# The relationship between GEV and GPD

source: Embrechts pg 165, 354 (3.52) G is Generalized Pareto Distribution

Base on that theorem, could I conclude that 1) if I have a data and the excess fit with Generalized Pareto Distribution, then the data fit Generalized Extreme Value Distribution? 2) the shape parameter of Generalized Pareto Distribution is the same as Generalized Extreme Value Distribution?

## 2 Answers

Hi,

See Coles(2001) "An Introduction to Statistical Modeling of Extreme Values" Pgs. 75-76.

I think it can help.

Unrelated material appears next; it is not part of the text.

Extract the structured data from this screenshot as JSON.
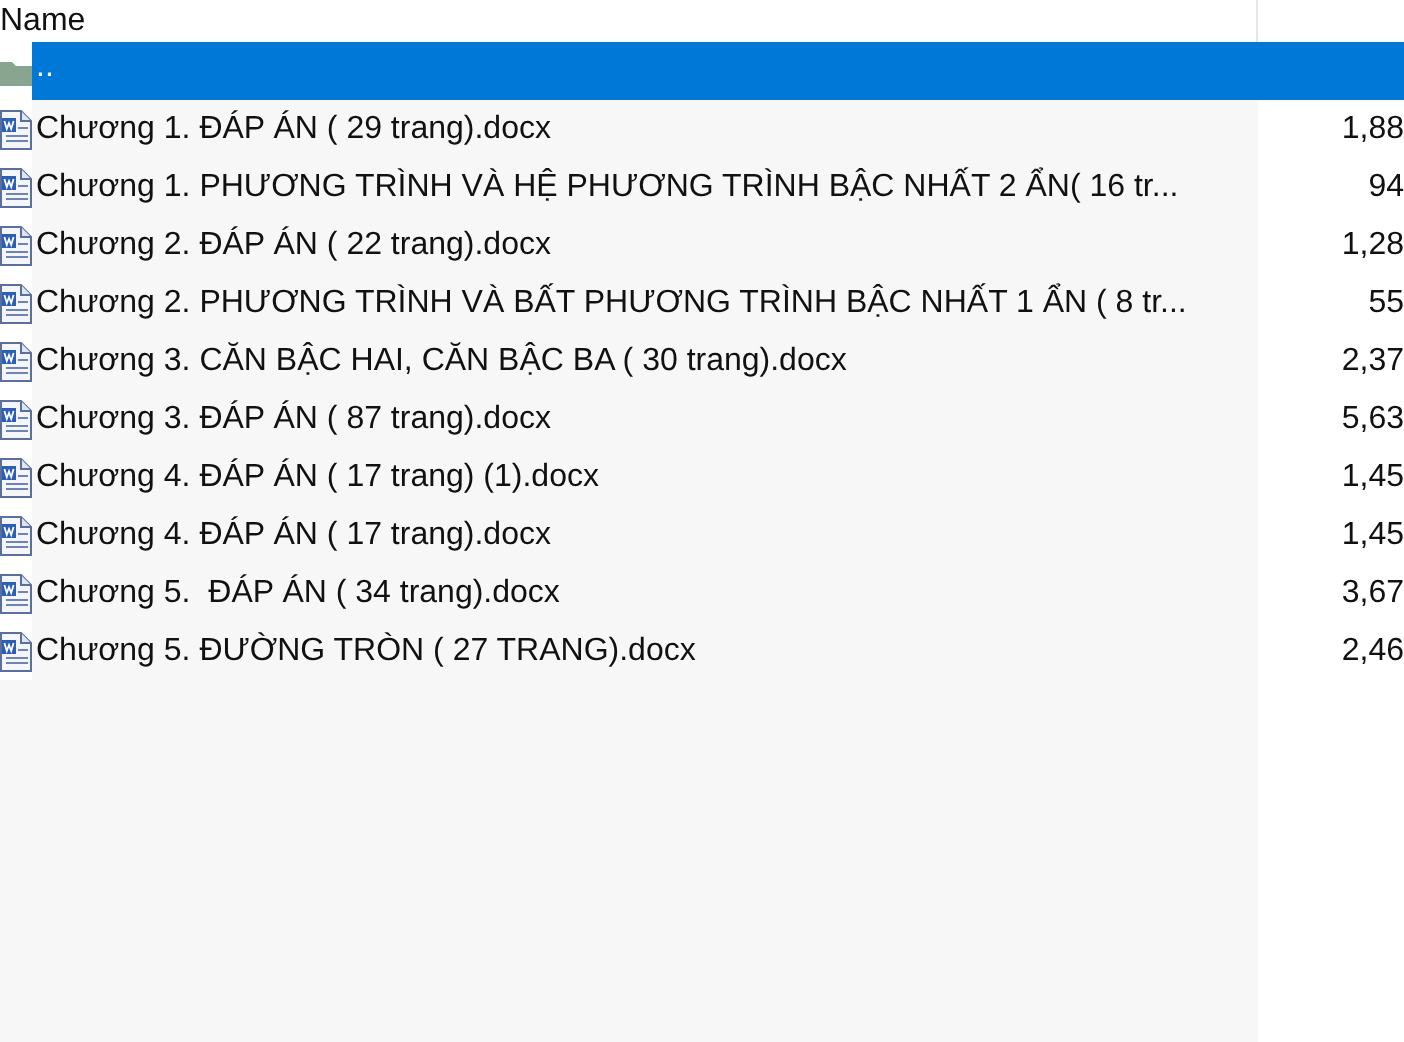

• This looks potentially useful, Maria, but without the context of the referenced equations $(4.2)$ and $(4.3)$ it's not sufficiently clear to answer the question. Perhaps you could add an explanation of the quoted text?
– whuber
Oct 30, 2019 at 14:00
• @whuber♦: condition X>u is threshold_exceeding-condition & 4.2 is CDF under such case - here page2. Further Maria A. describes constraints for y (as is for lim for integration), as I assume... Jun 18, 2023 at 12:11
1. seems, not - because "GP function can be approximated as a tail of a GEV" - in any case it often is used to approximate tails of ANY another distribution (Even Normal, but GEV is mostly used for imbalanced with rare-events cases). Besides, you should have enough data, because "with extreme Outliers GEV model seems to do worse than GP models"
2. seems, yes - however, "Temporal dependence has a much stronger effect in the GP approximation." hence this can skew the distribution of excesses. But entropy is calculated a little bit differently for GEV & GP -- so the difference [usually not for truly extremes, but for outliers i.e.] in fitting could be caused by fitting algo itself , not by parameter shape - I tend to consider it to have the same meaning, though still didn't work with these models